== Materials provided ==
-*-

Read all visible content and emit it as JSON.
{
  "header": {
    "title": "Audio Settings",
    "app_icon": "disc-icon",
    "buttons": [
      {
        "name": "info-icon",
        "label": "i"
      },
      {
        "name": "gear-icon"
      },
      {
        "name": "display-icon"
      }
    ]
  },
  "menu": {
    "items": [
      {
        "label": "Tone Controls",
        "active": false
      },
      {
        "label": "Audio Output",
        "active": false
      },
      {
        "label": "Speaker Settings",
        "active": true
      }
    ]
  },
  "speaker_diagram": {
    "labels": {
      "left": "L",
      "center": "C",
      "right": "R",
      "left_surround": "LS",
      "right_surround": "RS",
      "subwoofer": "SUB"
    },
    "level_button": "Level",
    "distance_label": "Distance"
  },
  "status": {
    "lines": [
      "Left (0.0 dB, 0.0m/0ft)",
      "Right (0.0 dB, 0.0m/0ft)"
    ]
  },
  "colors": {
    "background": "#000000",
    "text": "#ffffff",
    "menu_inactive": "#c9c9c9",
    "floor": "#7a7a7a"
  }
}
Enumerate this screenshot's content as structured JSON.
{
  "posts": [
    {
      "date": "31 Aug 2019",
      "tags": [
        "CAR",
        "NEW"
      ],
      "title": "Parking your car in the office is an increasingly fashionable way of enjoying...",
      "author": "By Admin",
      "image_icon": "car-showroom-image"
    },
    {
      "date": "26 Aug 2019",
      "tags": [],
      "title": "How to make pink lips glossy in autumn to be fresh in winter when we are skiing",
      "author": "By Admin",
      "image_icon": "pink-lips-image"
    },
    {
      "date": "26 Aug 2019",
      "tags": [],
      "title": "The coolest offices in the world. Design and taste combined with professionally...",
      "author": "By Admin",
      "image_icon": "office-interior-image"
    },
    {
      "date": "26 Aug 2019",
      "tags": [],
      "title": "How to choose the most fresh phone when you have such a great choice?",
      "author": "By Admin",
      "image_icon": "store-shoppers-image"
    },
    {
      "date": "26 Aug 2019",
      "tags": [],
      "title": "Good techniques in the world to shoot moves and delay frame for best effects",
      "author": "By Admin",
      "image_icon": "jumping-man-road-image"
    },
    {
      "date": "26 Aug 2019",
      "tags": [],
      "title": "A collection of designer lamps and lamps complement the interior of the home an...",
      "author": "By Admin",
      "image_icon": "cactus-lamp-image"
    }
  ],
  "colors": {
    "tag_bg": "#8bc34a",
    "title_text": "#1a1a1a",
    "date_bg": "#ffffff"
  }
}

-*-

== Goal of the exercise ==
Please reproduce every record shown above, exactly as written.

== Reply to the exercise ==
Read all visible content and emit it as JSON.
{
  "header": {
    "title": "Audio Settings",
    "app_icon": "disc-icon",
    "buttons": [
      {
        "name": "info-icon",
        "label": "i"
      },
      {
        "name": "gear-icon"
      },
      {
        "name": "display-icon"
      }
    ]
  },
  "menu": {
    "items": [
      {
        "label": "Tone Controls",
        "active": false
      },
      {
        "label": "Audio Output",
        "active": false
      },
      {
        "label": "Speaker Settings",
        "active": true
      }
    ]
  },
  "speaker_diagram": {
    "labels": {
      "left": "L",
      "center": "C",
      "right": "R",
      "left_surround": "LS",
      "right_surround": "RS",
      "subwoofer": "SUB"
    },
    "level_button": "Level",
    "distance_label": "Distance"
  },
  "status": {
    "lines": [
      "Left (0.0 dB, 0.0m/0ft)",
      "Right (0.0 dB, 0.0m/0ft)"
    ]
  },
  "colors": {
    "background": "#000000",
    "text": "#ffffff",
    "menu_inactive": "#c9c9c9",
    "floor": "#7a7a7a"
  }
}
Enumerate this screenshot's content as structured JSON.
{
  "posts": [
    {
      "date": "31 Aug 2019",
      "tags": [
        "CAR",
        "NEW"
      ],
      "title": "Parking your car in the office is an increasingly fashionable way of enjoying...",
      "author": "By Admin",
      "image_icon": "car-showroom-image"
    },
    {
      "date": "26 Aug 2019",
      "tags": [],
      "title": "How to make pink lips glossy in autumn to be fresh in winter when we are skiing",
      "author": "By Admin",
      "image_icon": "pink-lips-image"
    },
    {
      "date": "26 Aug 2019",
      "tags": [],
      "title": "The coolest offices in the world. Design and taste combined with professionally...",
      "author": "By Admin",
      "image_icon": "office-interior-image"
    },
    {
      "date": "26 Aug 2019",
      "tags": [],
      "title": "How to choose the most fresh phone when you have such a great choice?",
      "author": "By Admin",
      "image_icon": "store-shoppers-image"
    },
    {
      "date": "26 Aug 2019",
      "tags": [],
      "title": "Good techniques in the world to shoot moves and delay frame for best effects",
      "author": "By Admin",
      "image_icon": "jumping-man-road-image"
    },
    {
      "date": "26 Aug 2019",
      "tags": [],
      "title": "A collection of designer lamps and lamps complement the interior of the home an...",
      "author": "By Admin",
      "image_icon": "cactus-lamp-image"
    }
  ],
  "colors": {
    "tag_bg": "#8bc34a",
    "title_text": "#1a1a1a",
    "date_bg": "#ffffff"
  }
}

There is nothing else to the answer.